|Re: HP-15C - useless today?|
Message #25 Posted by Mike Morrow on 6 Dec 2011, 7:04 p.m.,
in response to message #23 by Dave
The 42S did not replace the 15C. It replaced the 41. The 32S replaced the 15C, and it was less functional, as was the 32Sii, 33S and 35S.
One should not just "make up" the history and the development of HP calculators. Those familiar with HP calculators can cite real facts to show that the above statements are baseless in every particular.
In absolutely NO informed appraisal can the HP 42S be considered a replacement for the HP 41C series. It was designed to be program semi-compatible, but that is all and that does not the 42S a "replacement" for the 41C make.
Many might consider it a somewhat important detail to recall that the HP-41C is, er, expandable, while the 42S is, er, NOT expandable. It is nonsense to claim the keyboard/LCD/printer-only I/O 42S is "the replacement" for a device that can control multiple diverse devices on an HPIL loop, use input from a bar code reader, use a magnetic card reader, employ various other I/O and time modules, and utilize RAM and ROM memory of very many sorts. Exactly how does that "replacement" HP 42S "replace" any of such capabilities, or is that just some small and negligible and inconvenient detail?
Additionally, the 42S itself has many advantages never found in any configuration of the 41C. Its Saturn processor is faster and produces results that have several orders of magnitude better accuracy and precision. The scope of the 42S mathematical function set is far greater than that of the 41C, including exhaustive complex domain support, matrix manipulation, a numerical solver, and a numerical integrator. The 42S is smaller and lighter than the 41C, and operates almost forever on its three 357 cells.
Compare the 41C to the 15C. The scope of the 15C mathematical function set is far greater than that of the 41C, including exhaustive complex domain support, matrix manipulation, a numerical solver, and a numerical integrator.
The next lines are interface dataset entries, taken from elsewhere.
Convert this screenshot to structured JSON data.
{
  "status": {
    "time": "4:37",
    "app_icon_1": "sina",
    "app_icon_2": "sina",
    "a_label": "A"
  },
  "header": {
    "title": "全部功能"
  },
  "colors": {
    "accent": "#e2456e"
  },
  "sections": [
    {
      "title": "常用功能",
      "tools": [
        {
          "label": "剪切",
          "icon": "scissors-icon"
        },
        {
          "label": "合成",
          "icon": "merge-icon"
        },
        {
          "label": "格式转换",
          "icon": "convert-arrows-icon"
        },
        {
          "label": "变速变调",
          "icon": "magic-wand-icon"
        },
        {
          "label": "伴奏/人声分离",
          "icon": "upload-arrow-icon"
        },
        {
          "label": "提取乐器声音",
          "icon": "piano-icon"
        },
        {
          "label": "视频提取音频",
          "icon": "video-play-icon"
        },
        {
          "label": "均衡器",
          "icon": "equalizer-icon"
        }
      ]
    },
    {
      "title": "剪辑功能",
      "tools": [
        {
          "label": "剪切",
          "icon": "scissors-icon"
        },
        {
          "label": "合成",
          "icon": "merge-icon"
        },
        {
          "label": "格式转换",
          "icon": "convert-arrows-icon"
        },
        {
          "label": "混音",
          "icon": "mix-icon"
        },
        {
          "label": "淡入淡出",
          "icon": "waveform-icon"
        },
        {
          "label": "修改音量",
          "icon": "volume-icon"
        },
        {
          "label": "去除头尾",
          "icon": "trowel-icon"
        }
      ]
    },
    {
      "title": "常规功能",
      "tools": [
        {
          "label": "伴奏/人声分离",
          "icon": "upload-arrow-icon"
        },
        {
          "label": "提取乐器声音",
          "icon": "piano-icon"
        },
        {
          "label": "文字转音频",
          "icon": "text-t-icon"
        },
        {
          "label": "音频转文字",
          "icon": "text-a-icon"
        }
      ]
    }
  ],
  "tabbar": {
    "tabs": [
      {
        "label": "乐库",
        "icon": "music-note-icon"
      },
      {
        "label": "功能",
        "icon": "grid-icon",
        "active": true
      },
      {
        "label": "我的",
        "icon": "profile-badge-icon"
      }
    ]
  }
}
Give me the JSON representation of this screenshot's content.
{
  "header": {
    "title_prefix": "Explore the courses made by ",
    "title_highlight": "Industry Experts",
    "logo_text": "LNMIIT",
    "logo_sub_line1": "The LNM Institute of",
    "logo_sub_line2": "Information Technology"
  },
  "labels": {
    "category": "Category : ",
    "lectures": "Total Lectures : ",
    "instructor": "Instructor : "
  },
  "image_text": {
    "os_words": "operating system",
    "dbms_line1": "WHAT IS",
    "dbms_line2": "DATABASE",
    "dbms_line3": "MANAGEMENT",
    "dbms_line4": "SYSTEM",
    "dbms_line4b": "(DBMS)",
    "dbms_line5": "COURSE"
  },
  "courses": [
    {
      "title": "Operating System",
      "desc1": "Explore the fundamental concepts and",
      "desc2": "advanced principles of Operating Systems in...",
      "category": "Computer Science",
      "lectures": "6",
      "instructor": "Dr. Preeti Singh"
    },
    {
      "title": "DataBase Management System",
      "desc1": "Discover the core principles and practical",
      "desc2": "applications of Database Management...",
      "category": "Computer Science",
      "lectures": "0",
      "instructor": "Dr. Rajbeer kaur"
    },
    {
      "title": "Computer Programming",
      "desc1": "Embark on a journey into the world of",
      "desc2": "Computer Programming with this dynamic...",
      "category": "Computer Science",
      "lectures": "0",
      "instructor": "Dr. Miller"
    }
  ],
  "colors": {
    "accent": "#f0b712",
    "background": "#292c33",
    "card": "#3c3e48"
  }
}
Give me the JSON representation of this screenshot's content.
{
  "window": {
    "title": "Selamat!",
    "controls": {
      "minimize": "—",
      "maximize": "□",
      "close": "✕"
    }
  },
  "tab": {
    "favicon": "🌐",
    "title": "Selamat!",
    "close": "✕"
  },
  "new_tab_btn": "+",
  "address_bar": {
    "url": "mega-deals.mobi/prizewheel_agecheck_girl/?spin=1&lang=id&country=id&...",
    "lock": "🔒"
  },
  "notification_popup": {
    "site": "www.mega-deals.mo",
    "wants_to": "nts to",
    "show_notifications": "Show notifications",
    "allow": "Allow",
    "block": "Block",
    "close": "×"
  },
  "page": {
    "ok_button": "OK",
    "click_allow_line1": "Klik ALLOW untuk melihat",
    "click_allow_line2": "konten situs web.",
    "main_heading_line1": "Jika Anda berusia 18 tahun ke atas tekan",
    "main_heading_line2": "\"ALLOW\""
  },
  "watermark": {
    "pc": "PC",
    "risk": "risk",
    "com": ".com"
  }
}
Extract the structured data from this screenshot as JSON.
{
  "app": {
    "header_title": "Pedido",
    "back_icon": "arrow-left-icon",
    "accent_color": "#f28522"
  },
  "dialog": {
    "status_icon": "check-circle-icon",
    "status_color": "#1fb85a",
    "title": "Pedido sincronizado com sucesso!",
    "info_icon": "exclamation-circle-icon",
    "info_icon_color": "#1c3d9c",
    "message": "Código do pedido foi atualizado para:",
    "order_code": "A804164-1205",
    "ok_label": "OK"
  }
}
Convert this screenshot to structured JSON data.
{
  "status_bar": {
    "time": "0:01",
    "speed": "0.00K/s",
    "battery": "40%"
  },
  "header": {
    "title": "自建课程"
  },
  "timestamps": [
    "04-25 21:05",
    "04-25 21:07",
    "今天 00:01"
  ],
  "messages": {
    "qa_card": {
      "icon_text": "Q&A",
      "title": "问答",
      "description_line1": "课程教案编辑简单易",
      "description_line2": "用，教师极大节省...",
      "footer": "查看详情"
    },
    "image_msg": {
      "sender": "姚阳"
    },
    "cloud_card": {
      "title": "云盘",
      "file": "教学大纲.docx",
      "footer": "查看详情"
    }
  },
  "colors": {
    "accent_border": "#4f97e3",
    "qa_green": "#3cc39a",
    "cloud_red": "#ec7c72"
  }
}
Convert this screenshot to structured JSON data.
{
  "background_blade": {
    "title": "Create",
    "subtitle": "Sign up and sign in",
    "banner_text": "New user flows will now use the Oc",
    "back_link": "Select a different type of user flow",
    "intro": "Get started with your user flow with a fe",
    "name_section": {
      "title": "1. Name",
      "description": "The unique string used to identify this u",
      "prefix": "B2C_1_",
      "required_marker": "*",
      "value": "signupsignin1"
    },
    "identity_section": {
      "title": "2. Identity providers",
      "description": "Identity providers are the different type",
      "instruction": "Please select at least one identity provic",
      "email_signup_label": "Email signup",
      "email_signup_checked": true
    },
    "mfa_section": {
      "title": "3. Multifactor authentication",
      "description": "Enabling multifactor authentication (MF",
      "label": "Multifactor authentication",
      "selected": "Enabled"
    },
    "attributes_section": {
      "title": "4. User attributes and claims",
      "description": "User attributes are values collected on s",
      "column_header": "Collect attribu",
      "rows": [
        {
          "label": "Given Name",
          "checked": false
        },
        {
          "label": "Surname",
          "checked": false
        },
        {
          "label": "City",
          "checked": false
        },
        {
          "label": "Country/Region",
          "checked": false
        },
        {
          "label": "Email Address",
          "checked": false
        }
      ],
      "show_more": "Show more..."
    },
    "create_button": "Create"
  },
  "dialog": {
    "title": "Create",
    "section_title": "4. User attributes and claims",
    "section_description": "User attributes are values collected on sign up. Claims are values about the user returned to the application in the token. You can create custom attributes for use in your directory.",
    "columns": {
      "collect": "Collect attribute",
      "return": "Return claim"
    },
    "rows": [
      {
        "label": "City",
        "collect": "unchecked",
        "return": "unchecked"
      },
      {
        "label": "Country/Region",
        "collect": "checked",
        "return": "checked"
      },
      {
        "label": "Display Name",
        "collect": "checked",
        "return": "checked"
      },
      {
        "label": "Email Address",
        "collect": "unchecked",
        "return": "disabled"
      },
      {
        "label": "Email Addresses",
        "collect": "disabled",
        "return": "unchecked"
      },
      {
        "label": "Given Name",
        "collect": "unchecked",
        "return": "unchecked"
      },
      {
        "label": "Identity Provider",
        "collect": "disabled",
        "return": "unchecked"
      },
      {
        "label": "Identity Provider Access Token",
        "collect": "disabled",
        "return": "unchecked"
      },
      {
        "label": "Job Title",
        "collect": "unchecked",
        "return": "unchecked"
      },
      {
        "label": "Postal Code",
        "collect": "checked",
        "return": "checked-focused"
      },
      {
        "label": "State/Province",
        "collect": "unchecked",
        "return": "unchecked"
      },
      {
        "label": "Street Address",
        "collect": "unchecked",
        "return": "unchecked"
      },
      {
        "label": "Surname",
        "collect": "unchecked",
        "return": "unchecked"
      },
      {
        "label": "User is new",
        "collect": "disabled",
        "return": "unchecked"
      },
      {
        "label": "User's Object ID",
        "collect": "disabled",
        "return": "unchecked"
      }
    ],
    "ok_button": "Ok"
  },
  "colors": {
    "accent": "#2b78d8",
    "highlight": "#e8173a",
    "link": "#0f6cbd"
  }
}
The 15C is smaller and lighter than the 41C, and operates almost forever on its three 357 cells.
Hmmm...one might just conclude that the 42S was the replacement for the 15C, and not the replacement for the 41C. Or someone like me who has been buying HP calculators for 35 years could tell you that no one, neither HP nor customer, ever considered the HP 42S as the replacement for the HP 41C.
With respect to the 32S and the 15C, the 32S/SII isn't close to being a functional replacement for the 15C. Like all Pioneers, there are several improvements over earlier models, such as (1) limited alpha display, (2) greater speed, (3) better accuracy/precision, and (4) portrait rather than landscape keyboard. But anyone who replaced his 15C with the 32S/SII was likely very disappointed after finding that his new calc lacked many of the features and functions of the 15C, not the least being competently-executed complex domain support. I bought a 32SII to replace a 15C in 1997, when the 42S was no longer available from HP. I immediately retired that new but painfully inadequate grade-schooler's calc to storage. Happily, I was shortly thereafter able to obtain three HP 42S units. All of them together are physically incapable of replacing my one 1984 HP-41CX. But I didn't buy the 42S as a replacement for the 41CX. Nobody did.